“The question remain did the minister have the power to only implement half of provision 97. Was it not the Electoral Commission of Namibia’s, as an independent body with the power to do so, responsibility to point out to the minister that a problem might arise. A letter exists that state the ECN saw the omission of these important electoral provisions as an escape clause. Software is not always reliable and if a discrepancy arises the paper should win,” Advocate Gauntlett argued.

 

 

The senior advocate submitted that the results of the national elections should be set aside and that a new round of elections hould be held. He added that if Electronic Voting Machines will be used that it shuld be done with all the provisions in place or that a manual ballot shoud be conducted as is still the case in most other countries.

 

“The electorate did not have the right to vote in their fullness which translates o the infringement of their constitutional rights.
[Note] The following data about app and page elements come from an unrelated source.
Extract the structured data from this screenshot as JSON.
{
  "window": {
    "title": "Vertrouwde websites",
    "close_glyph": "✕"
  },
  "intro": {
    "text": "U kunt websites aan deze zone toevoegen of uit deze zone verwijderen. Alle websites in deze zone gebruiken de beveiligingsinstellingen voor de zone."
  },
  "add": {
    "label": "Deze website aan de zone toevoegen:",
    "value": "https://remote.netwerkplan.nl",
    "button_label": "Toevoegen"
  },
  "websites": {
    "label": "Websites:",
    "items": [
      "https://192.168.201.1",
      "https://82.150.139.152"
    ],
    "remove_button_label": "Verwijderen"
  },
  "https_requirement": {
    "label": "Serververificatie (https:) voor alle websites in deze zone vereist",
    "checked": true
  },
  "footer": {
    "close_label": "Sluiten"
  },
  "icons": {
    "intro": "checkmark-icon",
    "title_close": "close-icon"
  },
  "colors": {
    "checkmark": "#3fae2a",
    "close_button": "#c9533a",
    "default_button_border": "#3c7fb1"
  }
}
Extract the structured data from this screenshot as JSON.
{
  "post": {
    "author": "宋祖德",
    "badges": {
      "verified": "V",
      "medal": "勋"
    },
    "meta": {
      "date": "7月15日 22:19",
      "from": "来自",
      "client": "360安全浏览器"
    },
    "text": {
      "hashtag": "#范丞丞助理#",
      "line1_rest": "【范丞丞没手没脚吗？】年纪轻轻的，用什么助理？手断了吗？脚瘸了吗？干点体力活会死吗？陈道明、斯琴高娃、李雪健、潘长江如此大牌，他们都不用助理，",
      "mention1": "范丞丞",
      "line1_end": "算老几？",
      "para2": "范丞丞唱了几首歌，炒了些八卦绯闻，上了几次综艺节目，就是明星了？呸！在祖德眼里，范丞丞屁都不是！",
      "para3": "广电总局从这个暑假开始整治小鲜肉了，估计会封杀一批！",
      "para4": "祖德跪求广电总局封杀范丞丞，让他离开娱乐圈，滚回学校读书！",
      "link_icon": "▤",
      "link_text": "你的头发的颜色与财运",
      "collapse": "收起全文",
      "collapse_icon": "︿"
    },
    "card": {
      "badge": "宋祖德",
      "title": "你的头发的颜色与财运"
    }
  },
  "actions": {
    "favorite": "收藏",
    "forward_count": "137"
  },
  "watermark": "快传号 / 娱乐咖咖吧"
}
It is the Supreme Court’s responsibility to declare itself on the constutionality of the results if that is the case which gives the court the jurisdiction over the matter.

 

Prejudice voters confronted with the fact that their vote is recorded correctly. Parliament directed that a parallel system should run concurrently ask that rerun happen within 30 days of .

 

Senior Advocate William Mokhare on behalf of the respondents in the matter argued that the Supreme Court of Namibia does not have jurisdiction over certain aspects of the application. He argued that the applicants should first approach the proper courts in this regard to resolve the relevant matters before approaching the Supreme Court.

 

Advocate Mokhare argued that according to the Electoral Act that EVM’s can indeed be used without a verifiable paper trail. He said the act protects the ECN as the body that implemented the electoral provisions. He said the applicants focussed on a breached provision that was never in question before the current matter.

 

He argued that any remedy that would set aside the results of the elections would cause untold chaos to the state in terms financial and other burdens.
Advocate Mokhare further argued that the matter was never treated as very urgent and the few irregularities detected during the conduct of the elections does not constitute a irregular conduct across the thousands of polling stations.

 

“This Court should dismiss this application because the appropriate provisions were not addressed by the applicants. They did not prove any irregularity in the elections is protected by Article 115 of the Act,” he argued.

 

Advocate Gauntlett during the re-examination of the respondents’ submissions argued that any election can be declared free and fair by observers, but stated that if such elections did not follow the appropriate laws and provision than it should be declared illegal.

 

He argued further the Supreme Court does have the jurisdiction to hand down judgement in the matter because an infringement of voters’ rights occurred and that that fact alone makes the case constitutional.

 

The Senior Advocate argued that should the court find in favour f the applicants that the respondents would suffer no prejudice.

 

Advocate Gauntlett requested the court to rule that a rerun of the elections should occur 30 days after judgement has been handed down but left the final decision in this regard in the hands of the Supreme Court Justices.

 

Chief Justice Shivute indicated that the full panel of judges will be working diligently on the judgement and that he would hand down their findings during the first week of February this year.